App and web page records:
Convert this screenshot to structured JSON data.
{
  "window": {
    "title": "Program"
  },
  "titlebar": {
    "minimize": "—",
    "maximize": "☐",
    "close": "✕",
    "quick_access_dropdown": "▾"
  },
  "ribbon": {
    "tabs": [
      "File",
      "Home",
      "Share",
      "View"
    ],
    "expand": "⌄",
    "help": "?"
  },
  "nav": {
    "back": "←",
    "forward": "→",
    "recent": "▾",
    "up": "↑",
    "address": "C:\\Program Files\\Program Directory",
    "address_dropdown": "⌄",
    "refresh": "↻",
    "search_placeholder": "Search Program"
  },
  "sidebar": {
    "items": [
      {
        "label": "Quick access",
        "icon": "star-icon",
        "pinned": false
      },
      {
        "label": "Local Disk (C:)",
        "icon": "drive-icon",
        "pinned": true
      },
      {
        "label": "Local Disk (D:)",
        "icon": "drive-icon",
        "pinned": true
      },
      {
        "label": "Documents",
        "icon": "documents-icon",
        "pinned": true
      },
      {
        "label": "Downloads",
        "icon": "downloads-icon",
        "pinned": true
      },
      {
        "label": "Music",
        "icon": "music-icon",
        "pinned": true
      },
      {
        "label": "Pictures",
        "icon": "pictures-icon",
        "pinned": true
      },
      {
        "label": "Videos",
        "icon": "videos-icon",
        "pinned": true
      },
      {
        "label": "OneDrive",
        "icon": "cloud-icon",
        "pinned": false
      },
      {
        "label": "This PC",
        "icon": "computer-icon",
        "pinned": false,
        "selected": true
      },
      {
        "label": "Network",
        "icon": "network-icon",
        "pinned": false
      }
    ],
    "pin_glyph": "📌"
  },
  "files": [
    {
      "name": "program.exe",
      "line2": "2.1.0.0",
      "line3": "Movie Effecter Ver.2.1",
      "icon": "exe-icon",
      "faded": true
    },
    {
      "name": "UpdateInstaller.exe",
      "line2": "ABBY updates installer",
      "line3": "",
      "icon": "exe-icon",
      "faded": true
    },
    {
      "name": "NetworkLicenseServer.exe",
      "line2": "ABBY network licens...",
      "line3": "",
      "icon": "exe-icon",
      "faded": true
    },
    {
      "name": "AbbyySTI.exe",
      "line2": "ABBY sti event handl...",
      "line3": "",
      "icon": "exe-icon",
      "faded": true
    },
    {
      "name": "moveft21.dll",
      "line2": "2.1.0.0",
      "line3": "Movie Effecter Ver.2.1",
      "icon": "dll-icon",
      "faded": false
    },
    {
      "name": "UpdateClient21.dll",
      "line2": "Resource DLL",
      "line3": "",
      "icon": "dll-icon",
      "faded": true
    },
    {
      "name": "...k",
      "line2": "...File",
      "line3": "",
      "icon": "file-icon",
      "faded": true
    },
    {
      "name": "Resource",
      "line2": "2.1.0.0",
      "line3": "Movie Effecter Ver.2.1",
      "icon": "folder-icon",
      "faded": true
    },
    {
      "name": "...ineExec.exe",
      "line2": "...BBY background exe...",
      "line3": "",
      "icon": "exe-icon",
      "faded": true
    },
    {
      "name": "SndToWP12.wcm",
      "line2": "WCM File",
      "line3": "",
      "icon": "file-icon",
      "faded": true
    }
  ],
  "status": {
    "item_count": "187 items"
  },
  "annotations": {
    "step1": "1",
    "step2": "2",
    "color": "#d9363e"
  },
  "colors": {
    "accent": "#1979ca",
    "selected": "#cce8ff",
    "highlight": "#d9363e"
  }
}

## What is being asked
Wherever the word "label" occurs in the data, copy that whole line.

## Solution below
        "label": "Quick access",
        "label": "Local Disk (C:)",
        "label": "Local Disk (D:)",
        "label": "Documents",
        "label": "Downloads",
        "label": "Music",
        "label": "Pictures",
        "label": "Videos",
        "label": "OneDrive",
        "label": "This PC",
        "label": "Network",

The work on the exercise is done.